Of the muscles, the ilio-psoas is of particular importance surgically, on account of its sheath directing the course of the pus in psoas abscess, where the spine is the seat of disease (q.v.). Being extended over the hip-joint, the muscle is sometimes sprained in violent exercise, while d bursa, which lies under the muscle, between it and the thinnest portion of the hip capsule, may become inflamed, necessitating flexion of the hip to relieve it. This bursa may become enlarged in chronic inflammation, and inflammatory processes in it may affect the pelvis. Contraction of the ilio-psoas muscle and consequent flexion of the hip may be caused by renal and caecal irritation, appendicular abscess especially when situated in the pelvis, psoas abscess, inflammation of the bursa, and hip disease.
Rupture of the adductor muscles is not infrequent, especially in horsemen-rider's sprain consisting of a partial tearing of the muscle close to its pelvic attachment, which is frequently accompanied by a considerable effusion of blood, which may form a hard swelling. Ossification sometimes follows such accidents, a bone-rider's bone-some 1 to 3 inches in length, developing in the tendon of the adductor longus or magnus.

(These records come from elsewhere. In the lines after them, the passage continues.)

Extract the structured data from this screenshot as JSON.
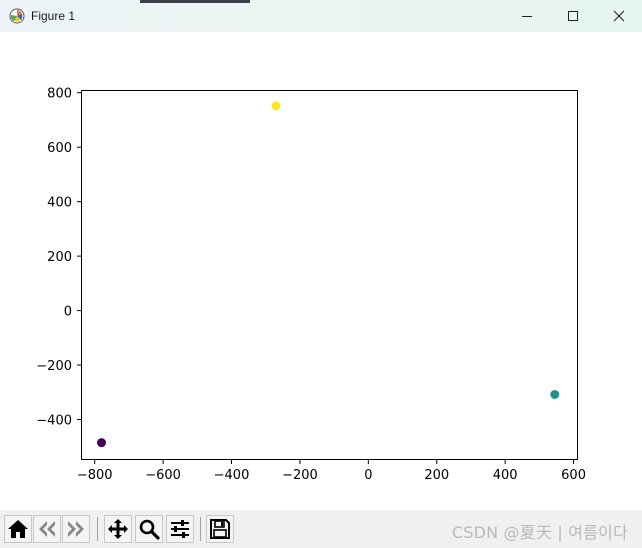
{
  "window": {
    "title": "Figure 1",
    "controls": [
      "minimize",
      "maximize",
      "close"
    ]
  },
  "toolbar": {
    "buttons": [
      {
        "name": "home",
        "icon": "home-icon"
      },
      {
        "name": "back",
        "icon": "back-arrow-icon"
      },
      {
        "name": "forward",
        "icon": "forward-arrow-icon"
      },
      {
        "name": "pan",
        "icon": "move-icon"
      },
      {
        "name": "zoom",
        "icon": "magnifier-icon"
      },
      {
        "name": "configure-subplots",
        "icon": "sliders-icon"
      },
      {
        "name": "save",
        "icon": "floppy-disk-icon"
      }
    ],
    "watermark": "CSDN @夏天 | 여름이다"
  },
  "chart_data": {
    "type": "scatter",
    "title": "",
    "xlabel": "",
    "ylabel": "",
    "xlim": [
      -840,
      610
    ],
    "ylim": [
      -545,
      810
    ],
    "xticks": [
      -800,
      -600,
      -400,
      -200,
      0,
      200,
      400,
      600
    ],
    "xtick_labels": [
      "−800",
      "−600",
      "−400",
      "−200",
      "0",
      "200",
      "400",
      "600"
    ],
    "yticks": [
      -400,
      -200,
      0,
      200,
      400,
      600,
      800
    ],
    "ytick_labels": [
      "−400",
      "−200",
      "0",
      "200",
      "400",
      "600",
      "800"
    ],
    "grid": false,
    "points": [
      {
        "x": -780,
        "y": -485,
        "color": "#440154"
      },
      {
        "x": 545,
        "y": -308,
        "color": "#21918c"
      },
      {
        "x": -270,
        "y": 752,
        "color": "#fde725"
      }
    ]
  }
}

The bturator, or adductor region, of the thigh lies deeply under the base of Scarpa's triangle, being limited by the hip-joint externally, the pubic arch and the perineum internally, the horizontal ramus of the pubis above, and the tuber ischii below. The obturator membrane covers in the foramen, and is covered externally by the obturator externus muscle. In the upper and outer part of the membrane is the aperture Constituting the obturator canal, which, ½ to ¾ inch in breadth, is directed downwards, forwards, and inwards. It is bounded above by the pubic ramus, below by the membrane and the two obturator muscles. Its pelvic orifice is overlaid by parietal pelvic fascia, extraperitoneal tissue, and by the distended bladder, while its orifice on the thigh opens on the deep surface of the pectineus, slightly internal to the femoral vein. The canal lodges some loose fatty tissue, and is traversed by the obturator vessels and nerve, the artery occupying the outer part of the canal, and sending a branch to the hip-joint through the cotyloid notch, and supplying the adductor muscles The nerve arises from the second, third, and fourth lumbar nerves, divides into two branches in the canal, and sends a branch through the cotyloid notch to the hip-joint, supplies the adductor gracilis and obturator externus, and sends a branch to the knee-joint (geniculate branch). A hernia may proceed through the canal, lie beneath the pectineus, and closely simulate a femoral hernia (see Hernia). In addition to the obturator externus and adductor muscles, the gracilis and pectineus form the mass of muscle which occupies this region.